Remember when that first heady taste of freedom met unsupervised hormones and the basic tomfoolery that accompanies the teen years? It's really a miracle any of us survive higher education at all.
I knew some serious students back in the day. Mostly I knew they looked at me funny. I'm trying to remember if I cared. No matter how I may have denied it, I cared what my professors thought, one in particular. Dr. Sandra Ballard.
She scared the PASHAZZ out of me.
I visited Brandywine Museum in Pennsylvania my junior year in high school, and the first time I saw Dr. Ballard I was convinced Andrew Wyeth had based his Helga paintings on her. She perpetuated this theory by being partial to braids.
I can still hear her voice as clearly as if it were yesterday (dear Lord, I sound old). She possessed a very calm, controlled demeanor, ice blue eyes, and a stare sharp enough to cut you. Jennifer Lopez on Saturday Night Live Cut You.
When she leveled that gaze at me, one thing was perfectly clear.
She was SO ON TO ME.
The year I graduated she gave me the book THINKING OUT LOUD by Anna Quinlan. When I read the inscription, I laughed. Dr. Ballard? Enjoyed my writing? What the hell? Was she kidding? 'Cause I was pretty sure she'd hated me.
Years of retrospect have changed that opinion.
I think she simply expected more from me than I gave. I think she saw something underneath all the obnoxious that had the potential to go somewhere bigger.
All these years later? She still does.
Guess who I emailed when I got my first request for a full? The offer of representation from Awesome Agent Holly? The book deal from Egmont USA?
Dr. Sandra Ballard.
She gives me advice, too. Here's some of the most recent:
I always wondered if "being yourself" really did work. I've come to learn that being someone else definitely doesn't.
Dr. Ballard signs her emails "Sandy." Maybe the terror from all those years ago translated to respect, but I can only be so casual as to address her as Dr. B. Besides, she's the Editor of the Appalachian Journal. She's all respectable and stuff.
She taught me so much, and she still does, about how to be a professional and a class act. And anything I didn't learn about punctuation is no fault of hers. I take full responsibility for my apostrophe problem.
So Dr. B? Thank you. And You Go Girl.

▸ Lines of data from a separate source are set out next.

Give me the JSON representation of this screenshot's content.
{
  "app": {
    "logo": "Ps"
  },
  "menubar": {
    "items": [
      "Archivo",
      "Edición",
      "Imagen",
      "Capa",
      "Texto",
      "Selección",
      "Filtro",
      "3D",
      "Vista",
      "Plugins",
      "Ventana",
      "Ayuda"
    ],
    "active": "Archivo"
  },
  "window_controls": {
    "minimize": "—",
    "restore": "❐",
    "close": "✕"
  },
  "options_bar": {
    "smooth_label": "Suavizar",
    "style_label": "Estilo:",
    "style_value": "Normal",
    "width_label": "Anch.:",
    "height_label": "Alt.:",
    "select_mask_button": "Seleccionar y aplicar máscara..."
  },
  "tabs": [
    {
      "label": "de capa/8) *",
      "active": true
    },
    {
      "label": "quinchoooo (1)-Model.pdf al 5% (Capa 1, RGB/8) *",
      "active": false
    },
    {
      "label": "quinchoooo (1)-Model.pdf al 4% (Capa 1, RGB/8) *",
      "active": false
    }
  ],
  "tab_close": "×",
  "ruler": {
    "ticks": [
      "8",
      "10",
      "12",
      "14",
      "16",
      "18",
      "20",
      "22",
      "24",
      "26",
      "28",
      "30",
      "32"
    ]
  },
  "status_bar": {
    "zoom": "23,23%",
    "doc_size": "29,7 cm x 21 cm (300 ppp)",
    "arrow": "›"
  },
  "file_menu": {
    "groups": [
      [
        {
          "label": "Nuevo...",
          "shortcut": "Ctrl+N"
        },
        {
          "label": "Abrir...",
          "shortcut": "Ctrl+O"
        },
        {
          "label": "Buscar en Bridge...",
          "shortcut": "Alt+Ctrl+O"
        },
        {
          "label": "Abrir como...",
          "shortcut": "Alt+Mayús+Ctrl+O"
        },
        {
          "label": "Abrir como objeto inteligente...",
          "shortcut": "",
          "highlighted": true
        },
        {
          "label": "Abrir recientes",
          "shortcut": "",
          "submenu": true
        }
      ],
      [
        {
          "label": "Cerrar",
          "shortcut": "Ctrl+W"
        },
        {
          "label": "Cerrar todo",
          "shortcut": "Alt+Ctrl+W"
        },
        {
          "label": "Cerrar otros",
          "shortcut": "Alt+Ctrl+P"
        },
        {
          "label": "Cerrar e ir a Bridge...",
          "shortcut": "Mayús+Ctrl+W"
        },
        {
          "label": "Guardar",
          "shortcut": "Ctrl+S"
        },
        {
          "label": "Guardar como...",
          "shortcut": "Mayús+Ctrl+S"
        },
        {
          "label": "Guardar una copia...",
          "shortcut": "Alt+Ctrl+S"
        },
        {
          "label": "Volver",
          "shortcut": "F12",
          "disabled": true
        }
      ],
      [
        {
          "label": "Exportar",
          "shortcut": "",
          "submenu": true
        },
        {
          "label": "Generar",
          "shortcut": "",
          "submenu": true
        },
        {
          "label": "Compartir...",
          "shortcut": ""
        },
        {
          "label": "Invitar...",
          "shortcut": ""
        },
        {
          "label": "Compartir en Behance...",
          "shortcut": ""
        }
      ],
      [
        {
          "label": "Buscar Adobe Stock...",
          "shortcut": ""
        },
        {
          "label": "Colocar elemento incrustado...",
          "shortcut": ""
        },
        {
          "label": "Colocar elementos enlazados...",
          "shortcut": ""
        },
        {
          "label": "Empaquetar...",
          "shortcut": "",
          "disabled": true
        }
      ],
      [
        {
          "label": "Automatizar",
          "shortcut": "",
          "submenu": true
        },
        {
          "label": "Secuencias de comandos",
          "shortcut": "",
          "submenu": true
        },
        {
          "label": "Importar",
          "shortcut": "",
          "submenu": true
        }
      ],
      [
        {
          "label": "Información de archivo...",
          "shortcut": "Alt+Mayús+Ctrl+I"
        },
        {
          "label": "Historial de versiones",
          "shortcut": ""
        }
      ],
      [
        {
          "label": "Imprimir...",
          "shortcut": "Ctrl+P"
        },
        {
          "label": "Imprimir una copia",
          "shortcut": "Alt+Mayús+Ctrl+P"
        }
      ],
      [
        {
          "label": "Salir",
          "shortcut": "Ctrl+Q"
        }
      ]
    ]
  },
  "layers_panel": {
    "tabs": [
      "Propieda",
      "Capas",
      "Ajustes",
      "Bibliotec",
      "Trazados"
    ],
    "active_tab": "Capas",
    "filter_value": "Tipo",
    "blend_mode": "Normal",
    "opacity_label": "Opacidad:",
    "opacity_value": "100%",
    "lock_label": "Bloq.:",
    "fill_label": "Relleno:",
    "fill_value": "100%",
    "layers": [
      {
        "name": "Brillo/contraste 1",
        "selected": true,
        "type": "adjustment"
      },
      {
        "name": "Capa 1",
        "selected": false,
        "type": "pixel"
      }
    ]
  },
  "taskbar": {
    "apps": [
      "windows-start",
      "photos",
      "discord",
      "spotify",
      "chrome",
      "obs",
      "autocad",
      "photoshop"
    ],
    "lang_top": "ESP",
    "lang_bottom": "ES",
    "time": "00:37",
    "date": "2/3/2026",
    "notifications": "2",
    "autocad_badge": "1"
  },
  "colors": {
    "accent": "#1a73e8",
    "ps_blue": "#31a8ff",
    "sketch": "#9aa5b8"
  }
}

(That phrase is the one thing I taught her. It works even for respectable women, don't you think?)
Everyone else? Look around. Your greatest encourager might be hiding behind a pair of braids and an icy blue stare.
Don't miss it.